--- Data extracts ---

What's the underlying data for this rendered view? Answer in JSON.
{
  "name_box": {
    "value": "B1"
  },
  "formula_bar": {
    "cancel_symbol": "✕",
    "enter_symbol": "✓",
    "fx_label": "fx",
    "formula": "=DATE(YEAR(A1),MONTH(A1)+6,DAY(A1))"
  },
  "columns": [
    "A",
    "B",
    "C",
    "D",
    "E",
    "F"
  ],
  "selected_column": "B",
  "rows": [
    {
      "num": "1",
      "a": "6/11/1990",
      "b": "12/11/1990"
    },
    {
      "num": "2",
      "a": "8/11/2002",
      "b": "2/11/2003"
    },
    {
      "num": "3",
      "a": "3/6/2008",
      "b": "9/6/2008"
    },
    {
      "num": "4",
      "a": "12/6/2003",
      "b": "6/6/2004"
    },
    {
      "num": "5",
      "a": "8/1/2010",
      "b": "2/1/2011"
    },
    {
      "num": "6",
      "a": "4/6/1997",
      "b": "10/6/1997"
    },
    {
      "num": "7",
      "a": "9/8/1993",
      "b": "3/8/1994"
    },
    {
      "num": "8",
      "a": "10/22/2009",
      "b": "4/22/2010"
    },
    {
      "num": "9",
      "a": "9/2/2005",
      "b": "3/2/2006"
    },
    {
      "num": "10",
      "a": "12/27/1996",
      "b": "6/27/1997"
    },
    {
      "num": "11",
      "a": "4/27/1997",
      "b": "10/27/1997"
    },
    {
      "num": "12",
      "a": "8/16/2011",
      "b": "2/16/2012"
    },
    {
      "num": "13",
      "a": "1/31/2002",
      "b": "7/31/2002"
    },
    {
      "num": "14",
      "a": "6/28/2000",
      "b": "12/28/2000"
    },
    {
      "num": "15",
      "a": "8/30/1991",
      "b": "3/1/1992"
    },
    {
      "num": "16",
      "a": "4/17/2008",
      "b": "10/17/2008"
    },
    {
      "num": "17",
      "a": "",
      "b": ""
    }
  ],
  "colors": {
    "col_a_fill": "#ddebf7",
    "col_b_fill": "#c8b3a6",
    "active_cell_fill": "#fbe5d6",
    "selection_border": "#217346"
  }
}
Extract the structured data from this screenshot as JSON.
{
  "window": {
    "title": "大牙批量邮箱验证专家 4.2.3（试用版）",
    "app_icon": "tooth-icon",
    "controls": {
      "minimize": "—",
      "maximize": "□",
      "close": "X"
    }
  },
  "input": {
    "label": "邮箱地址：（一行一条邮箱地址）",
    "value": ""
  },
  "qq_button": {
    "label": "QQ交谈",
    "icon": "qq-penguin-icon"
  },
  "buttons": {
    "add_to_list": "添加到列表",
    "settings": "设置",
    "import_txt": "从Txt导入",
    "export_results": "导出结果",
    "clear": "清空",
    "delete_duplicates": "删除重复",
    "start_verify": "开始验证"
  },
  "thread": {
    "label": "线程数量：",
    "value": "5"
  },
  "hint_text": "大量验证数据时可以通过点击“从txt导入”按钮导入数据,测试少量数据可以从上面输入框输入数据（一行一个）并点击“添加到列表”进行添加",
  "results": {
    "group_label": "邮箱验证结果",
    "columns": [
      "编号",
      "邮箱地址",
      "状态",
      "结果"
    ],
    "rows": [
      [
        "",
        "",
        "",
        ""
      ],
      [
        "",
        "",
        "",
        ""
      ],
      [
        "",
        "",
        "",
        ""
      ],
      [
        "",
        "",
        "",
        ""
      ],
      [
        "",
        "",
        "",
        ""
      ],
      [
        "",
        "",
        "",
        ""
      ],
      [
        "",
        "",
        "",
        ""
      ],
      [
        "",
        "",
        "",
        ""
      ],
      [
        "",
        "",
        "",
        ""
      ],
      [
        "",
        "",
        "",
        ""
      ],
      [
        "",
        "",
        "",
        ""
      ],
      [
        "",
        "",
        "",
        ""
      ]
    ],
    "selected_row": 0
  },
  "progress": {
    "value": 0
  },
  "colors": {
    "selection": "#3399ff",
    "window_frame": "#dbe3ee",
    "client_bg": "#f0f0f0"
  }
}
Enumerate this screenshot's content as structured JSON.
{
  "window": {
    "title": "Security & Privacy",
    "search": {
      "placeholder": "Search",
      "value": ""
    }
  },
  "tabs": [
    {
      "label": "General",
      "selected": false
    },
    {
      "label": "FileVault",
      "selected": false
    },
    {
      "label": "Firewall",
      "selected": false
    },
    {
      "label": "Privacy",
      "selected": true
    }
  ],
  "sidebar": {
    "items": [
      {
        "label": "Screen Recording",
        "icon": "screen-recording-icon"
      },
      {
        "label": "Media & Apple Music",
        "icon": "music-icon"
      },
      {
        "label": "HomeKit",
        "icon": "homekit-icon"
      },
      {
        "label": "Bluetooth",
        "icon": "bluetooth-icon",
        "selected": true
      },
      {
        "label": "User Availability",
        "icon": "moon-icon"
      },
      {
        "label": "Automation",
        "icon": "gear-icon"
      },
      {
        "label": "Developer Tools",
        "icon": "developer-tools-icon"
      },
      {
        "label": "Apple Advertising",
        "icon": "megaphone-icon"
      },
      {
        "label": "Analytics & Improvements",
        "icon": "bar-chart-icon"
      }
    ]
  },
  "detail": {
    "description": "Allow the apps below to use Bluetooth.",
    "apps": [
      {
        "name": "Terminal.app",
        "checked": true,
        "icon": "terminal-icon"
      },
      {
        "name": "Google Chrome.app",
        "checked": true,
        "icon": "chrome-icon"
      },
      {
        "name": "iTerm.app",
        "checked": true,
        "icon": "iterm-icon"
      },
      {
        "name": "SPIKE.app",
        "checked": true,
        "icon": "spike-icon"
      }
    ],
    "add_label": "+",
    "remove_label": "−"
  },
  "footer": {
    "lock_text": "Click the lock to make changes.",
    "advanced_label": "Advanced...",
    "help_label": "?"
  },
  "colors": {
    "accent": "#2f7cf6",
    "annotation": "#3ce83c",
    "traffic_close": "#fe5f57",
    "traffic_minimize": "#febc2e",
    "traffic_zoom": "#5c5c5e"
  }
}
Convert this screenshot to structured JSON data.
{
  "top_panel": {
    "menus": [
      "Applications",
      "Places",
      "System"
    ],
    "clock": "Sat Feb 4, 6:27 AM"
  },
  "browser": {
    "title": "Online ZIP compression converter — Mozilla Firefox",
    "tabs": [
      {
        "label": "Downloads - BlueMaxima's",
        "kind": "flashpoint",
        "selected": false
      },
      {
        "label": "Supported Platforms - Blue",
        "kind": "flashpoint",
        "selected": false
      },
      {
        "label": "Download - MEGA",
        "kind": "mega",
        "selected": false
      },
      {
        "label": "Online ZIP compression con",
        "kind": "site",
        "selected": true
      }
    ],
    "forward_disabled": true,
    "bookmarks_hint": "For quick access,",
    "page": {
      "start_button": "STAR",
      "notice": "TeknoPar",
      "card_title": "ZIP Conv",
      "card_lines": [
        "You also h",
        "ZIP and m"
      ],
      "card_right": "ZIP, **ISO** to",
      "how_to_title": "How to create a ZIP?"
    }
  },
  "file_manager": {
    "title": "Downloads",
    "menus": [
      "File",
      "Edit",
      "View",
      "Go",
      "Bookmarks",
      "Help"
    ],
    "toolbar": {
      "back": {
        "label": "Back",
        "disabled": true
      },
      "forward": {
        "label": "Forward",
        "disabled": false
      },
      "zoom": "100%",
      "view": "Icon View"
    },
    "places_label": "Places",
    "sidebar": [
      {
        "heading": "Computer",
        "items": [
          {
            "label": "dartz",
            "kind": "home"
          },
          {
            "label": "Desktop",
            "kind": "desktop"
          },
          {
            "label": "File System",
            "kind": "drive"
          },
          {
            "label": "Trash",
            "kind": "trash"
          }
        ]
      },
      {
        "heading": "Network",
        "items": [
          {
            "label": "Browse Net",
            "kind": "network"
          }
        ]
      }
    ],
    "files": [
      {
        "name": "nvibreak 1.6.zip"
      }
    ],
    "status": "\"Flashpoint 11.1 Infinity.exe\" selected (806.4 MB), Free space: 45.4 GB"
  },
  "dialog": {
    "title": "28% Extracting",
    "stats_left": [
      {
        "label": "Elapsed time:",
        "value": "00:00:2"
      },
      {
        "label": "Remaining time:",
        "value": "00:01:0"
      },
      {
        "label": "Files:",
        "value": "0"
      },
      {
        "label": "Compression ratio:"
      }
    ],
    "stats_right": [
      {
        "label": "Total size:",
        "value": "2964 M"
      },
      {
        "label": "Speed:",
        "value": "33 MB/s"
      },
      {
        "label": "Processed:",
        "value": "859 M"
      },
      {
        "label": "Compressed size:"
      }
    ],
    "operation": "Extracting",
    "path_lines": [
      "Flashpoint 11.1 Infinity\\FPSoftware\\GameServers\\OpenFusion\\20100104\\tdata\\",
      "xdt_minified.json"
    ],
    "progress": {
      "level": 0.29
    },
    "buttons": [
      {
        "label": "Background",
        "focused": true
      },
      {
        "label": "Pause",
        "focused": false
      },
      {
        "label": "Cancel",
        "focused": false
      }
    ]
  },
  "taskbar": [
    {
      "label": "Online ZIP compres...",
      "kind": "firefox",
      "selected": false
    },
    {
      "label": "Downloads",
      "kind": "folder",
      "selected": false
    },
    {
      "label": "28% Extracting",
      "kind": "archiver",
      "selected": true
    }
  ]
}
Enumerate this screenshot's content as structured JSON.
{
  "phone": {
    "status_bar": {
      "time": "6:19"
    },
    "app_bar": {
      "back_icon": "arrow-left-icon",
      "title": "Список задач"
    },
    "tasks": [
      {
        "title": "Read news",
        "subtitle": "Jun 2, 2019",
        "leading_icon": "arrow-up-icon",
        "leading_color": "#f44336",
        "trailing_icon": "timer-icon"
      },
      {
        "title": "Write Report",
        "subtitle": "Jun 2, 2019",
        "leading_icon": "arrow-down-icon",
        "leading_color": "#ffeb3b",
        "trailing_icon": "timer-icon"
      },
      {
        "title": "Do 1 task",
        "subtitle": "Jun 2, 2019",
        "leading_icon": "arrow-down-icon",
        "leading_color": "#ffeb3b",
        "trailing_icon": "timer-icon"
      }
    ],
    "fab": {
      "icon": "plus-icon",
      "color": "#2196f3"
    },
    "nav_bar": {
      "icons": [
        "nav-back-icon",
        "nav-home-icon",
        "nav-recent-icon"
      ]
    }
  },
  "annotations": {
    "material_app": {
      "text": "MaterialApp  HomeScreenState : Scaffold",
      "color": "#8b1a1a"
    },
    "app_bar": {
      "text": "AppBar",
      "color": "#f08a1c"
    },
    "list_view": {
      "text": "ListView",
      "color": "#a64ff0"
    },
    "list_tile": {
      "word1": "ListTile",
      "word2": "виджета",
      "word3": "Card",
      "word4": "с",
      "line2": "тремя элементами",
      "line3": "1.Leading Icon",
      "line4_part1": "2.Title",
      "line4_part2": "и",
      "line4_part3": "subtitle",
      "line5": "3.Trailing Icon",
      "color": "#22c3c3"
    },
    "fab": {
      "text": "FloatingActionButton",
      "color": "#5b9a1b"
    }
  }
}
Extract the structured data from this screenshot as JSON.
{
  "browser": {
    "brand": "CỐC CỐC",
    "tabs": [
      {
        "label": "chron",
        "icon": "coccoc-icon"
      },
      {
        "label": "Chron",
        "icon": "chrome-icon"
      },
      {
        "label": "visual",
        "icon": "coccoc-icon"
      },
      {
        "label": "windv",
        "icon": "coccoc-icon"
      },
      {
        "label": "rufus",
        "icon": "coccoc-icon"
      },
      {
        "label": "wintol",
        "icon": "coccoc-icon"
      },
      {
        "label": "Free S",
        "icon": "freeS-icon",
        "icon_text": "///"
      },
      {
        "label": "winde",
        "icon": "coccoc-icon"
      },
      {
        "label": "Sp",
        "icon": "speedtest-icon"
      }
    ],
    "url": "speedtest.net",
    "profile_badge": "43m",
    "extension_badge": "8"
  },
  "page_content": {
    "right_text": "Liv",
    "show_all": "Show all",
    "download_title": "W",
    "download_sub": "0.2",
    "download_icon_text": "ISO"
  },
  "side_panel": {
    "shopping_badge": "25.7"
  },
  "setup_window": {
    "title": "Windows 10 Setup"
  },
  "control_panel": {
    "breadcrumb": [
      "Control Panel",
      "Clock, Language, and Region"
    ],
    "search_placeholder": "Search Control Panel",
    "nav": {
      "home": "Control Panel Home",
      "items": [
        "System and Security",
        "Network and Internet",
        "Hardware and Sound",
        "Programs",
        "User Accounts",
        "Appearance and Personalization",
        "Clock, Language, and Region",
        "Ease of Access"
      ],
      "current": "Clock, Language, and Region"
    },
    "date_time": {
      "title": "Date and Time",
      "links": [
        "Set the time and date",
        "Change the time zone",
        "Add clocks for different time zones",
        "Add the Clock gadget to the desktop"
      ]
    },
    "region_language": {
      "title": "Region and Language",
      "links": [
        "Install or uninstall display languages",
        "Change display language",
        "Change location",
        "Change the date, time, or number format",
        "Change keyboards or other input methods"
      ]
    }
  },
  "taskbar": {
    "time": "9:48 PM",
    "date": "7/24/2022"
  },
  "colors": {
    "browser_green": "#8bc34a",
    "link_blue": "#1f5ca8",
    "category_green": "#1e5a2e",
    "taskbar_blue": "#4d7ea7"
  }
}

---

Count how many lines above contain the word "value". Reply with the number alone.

11